Refinersfire presents French bass-baritone Edwin Crossley-Mercer in his only 2019 North American appearance on Monday, June 24 at Carnegie Hall's Weill Recital Hall. Twice nominated for Grammy Awards (first for his work on "Mademoiselle; Unknown Music of Nadia Boulanger", [NAXOS] and again on Jean-Baptiste Lully's Alceste [Aparté]), Crossley-Mercer has risen to become one of the world's most sought-after bass baritones of his generation. The 2018-2019 season has seen him in Hippolyte et Arice in Zurich, in Les Boreades in Dijon, in the St. Matthew Passion in Lisbon, in L'enfance du Christ un Paris, in Mozart's Requiem in Toulon, in Guilaume Tell in Vienna, in Orlando paladino in Munich, and Don Giovanni in Santiago.
Here's how Opera News headed its review of the Dallas Opera's 2016 of Manon:
The chief splendor of the evening came from the singers. Baritone Edwin Crossley-Mercer turned Manon’s cousin, Lescaut, into a complex dramatic figure, a louche gambler and seducer . . . [he] proved his ability to combine the delicacy of a voice that has done wonders on the recital stage with a resonant power that projects through the opera hall.
The French FORUMOPERA wrote this about his performances of Michael Linton's Carmina Catulli:
Amid this gasping eroticism, the French-Irish baritone, Edwin Crossley-Mercer, acquits himself con brio. What a vocal palette is his!
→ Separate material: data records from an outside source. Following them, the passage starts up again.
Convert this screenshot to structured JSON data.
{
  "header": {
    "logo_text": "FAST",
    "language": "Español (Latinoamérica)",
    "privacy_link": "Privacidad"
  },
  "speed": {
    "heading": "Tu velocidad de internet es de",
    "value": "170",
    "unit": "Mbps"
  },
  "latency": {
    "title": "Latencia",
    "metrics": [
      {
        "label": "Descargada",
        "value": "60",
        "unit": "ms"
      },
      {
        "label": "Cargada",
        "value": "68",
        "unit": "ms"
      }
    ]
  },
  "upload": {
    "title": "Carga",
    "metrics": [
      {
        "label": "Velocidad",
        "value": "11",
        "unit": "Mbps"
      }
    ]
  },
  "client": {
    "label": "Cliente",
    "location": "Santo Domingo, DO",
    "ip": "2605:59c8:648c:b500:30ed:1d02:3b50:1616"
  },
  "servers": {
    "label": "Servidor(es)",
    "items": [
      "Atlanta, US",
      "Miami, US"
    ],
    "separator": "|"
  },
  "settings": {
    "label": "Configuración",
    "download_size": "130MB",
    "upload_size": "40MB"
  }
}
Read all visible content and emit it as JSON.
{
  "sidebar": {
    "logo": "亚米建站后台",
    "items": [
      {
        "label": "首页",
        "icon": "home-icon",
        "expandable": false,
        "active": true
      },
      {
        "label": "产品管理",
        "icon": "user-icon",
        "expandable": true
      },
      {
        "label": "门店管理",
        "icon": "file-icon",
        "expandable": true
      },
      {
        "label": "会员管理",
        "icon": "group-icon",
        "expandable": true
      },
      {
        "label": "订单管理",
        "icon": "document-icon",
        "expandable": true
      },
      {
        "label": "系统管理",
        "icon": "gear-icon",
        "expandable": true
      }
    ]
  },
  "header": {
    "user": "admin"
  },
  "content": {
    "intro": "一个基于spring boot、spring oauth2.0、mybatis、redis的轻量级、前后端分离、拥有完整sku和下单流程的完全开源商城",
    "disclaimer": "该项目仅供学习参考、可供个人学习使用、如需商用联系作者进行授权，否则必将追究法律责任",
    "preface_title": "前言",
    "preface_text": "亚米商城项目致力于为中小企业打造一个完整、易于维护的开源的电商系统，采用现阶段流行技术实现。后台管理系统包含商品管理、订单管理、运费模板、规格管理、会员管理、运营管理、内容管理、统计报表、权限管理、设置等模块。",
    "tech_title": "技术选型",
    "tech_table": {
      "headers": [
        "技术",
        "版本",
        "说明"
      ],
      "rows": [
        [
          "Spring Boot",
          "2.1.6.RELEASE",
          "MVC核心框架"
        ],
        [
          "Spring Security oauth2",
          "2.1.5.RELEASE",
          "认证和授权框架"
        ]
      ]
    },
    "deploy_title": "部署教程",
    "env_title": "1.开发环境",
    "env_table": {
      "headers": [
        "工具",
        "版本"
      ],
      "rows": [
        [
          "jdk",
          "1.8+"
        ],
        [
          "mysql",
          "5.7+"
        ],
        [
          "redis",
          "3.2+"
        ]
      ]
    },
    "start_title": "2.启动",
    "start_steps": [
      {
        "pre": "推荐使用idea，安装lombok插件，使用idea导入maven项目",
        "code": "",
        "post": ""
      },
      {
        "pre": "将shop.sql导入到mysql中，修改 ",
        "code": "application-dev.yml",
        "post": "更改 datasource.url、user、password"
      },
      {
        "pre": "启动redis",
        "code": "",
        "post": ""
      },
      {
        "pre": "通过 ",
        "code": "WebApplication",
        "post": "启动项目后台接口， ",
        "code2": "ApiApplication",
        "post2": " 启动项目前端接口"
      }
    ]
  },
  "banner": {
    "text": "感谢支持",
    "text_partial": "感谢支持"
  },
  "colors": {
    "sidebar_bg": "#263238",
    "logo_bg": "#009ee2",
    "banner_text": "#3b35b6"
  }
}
It ranges from the most suffocating sensuality expressed in « Nulla potest mulier », sung in a whisper, as is « Mellitos oculos tuos », to raging anger and a lover’s despair. The singer’s every vocal subtlety is explored, even up to falsetto.
Other critics have described his performances as "dazzling", and "a revelation."
With award winning pianist Jason Paul Peterson, Crossle-Mercer presents a program featuring Robert Schumann's Dichterliebe along with the premier of settings of poems by Cody Franchetti and cowboy songs by composer Michael Linton.